For many families, the mid-day meal is very important as parents can provide only one meal to their children, a new study has found. Over half the parents surveyed concurred with this, reiterating the relevance of the Bisi Oota (hot meal) scheme for a large number of children who face food insecurity and for those who suffer from mild to moderate malnutrition.
Commissioned in 2016-17, the study by the Karnataka Evaluation Authority (KEA) was released in January 2021. It found that 2,14,500 children do not get breakfast at home. “This comprises 5.1% of the total children in government schools. In all, 52% of parents treat mid-day meals as a substantive meal as they can provide only one meal at home (5.1%),” the study stated. These findings assume more significance given that the mid-day meal scheme has been suspended since the COVID-19-related lockdown was imposed and, for the past few months, has been replaced with a supply of dry ration to children.
Researchers from the Hyderabad Karnataka Centre for Advanced Learning, Kalaburagi, who did the study for KEA, also referred to the scheme’s role in reducing anaemia in children.

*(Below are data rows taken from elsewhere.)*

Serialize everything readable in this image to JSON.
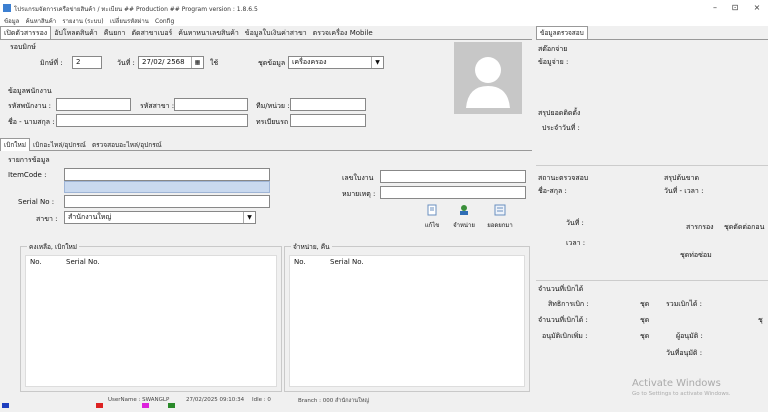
{
  "window": {
    "title": "โปรแกรมจัดการเครือข่ายสินค้า / ทะเบียน ## Production ## Program version : 1.8.6.5",
    "minimize": "–",
    "maximize": "⊡",
    "close": "×"
  },
  "menu": [
    "ข้อมูล",
    "ค้นหาสินค้า",
    "รายงาน (ระบบ)",
    "เปลี่ยนรหัสผ่าน",
    "Config"
  ],
  "tabs": [
    "เปิดตัวสารรอง",
    "อัปโหลดสินค้า",
    "คืนยกา",
    "ตัดสาขาเบอร์",
    "ค้นหาหนาเลขสินค้า",
    "ข้อมูลใบเงินค่าสาขา",
    "ตรวจเครื่อง Mobile"
  ],
  "receive": {
    "section": "รอบมิกษ์",
    "round_label": "มิกษ์ที่ :",
    "round_value": "2",
    "date_label": "วันที่ :",
    "date_value": "27/02/ 2568",
    "date_btn": "ใช้",
    "category_label": "ชุดข้อมูล :",
    "category_value": "เครื่องครอง"
  },
  "employee": {
    "section": "ข้อมูลพนักงาน",
    "code_label": "รหัสพนักงาน :",
    "code_value": "",
    "branch_label": "รหัสสาขา :",
    "branch_value": "",
    "phone_label": "ทีม/หน่วย :",
    "phone_value": "",
    "name_label": "ชื่อ - นามสกุล :",
    "name_value": "",
    "tel_label": "ทรเบียนรถ :",
    "tel_value": ""
  },
  "subtabs": [
    "เบิกใหม่",
    "เบิกอะไหล่/อุปกรณ์",
    "ตรวจสอบอะไหล่/อุปกรณ์"
  ],
  "item": {
    "section": "รายการข้อมูล",
    "itemcode_label": "ItemCode :",
    "itemcode_value": "",
    "serial_label": "Serial No :",
    "serial_value": "",
    "branch_label": "สาขา :",
    "branch_value": "สำนักงานใหญ่",
    "docno_label": "เลขใบงาน",
    "docno_value": "",
    "remark_label": "หมายเหตุ :",
    "remark_value": "",
    "btn_edit": "แก้ไข",
    "btn_dispatch": "จำหน่าย",
    "btn_cancel": "ยอดยกมา"
  },
  "list_left": {
    "title": "คงเหลือ, เบิกใหม่",
    "col1": "No.",
    "col2": "Serial No."
  },
  "list_right": {
    "title": "จำหน่าย, คืน",
    "col1": "No.",
    "col2": "Serial No."
  },
  "right_panel": {
    "tab": "ข้อมูลตรวจสอบ",
    "sec1_title": "สต๊อกจ่าย",
    "sec1_line": "ข้อมูจ่าย :",
    "sec2_title": "สรุปยอดติดตั้ง",
    "sec2_line": "ประจำวันที่ :",
    "sec3_title": "สถานะตรวจสอบ",
    "sec3_name": "ชื่อ-สกุล :",
    "sec3_date": "วันที่ :",
    "sec3_time": "เวลา :",
    "sec4_title": "สรุปต้นขาด",
    "sec4_datetime": "วันที่ - เวลา :",
    "sec4_a": "สารกรอง",
    "sec4_b": "ชุดตัดต่อกอน",
    "sec4_c": "ชุดท่อซ่อม",
    "sec5_title": "จำนวนที่เบิกได้",
    "row1_label": "สิทธิการเบิก :",
    "row1_unit": "ชุด",
    "row1_right": "รวมเบิกได้ :",
    "row2_label": "จำนวนที่เบิกได้ :",
    "row2_unit": "ชุด",
    "row2_right": "ชุ",
    "row3_label": "อนุมัติเบิกเพิ่ม :",
    "row3_unit": "ชุด",
    "row3_right": "ผู้อนุมัติ :",
    "row4_right": "วันที่อนุมัติ :"
  },
  "watermark": {
    "line1": "Activate Windows",
    "line2": "Go to Settings to activate Windows."
  },
  "status": {
    "user": "UserName : SWANGLP",
    "datetime": "27/02/2025 09:10:34",
    "idle": "Idle : 0",
    "branch": "Branch : 000 สำนักงานใหญ่"
  },
  "colors": {
    "accent": "#3c7fd1",
    "bg": "#f0f0f0"
  }
}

There are 55 lakh children under the mid-day meal scheme. Milk at school is the first food for these students, the study said, pointing out that students valued milk more than meals for contribution to studies. “The study finds that the impact of milk is wholesome, very deep and intense. It is perceptible on enrolments at the secondary stage of schooling, as well as on retention and transition at lower primary school/higher primary school stages,” the researchers said.
One thing that stands out in this report is that the nourishment the poor children receive is linked to schools and is restricted to those who attend school. What happens to those undernourished children who are not in a position to attend school and have to add to the income of the families by doing odd jobs? For such children, Juvenal’s exhortation about a healthy mind in a healthy body sounds hollow and holds no potential. Is feeding underprivileged children independent of class-rooms a feasible option?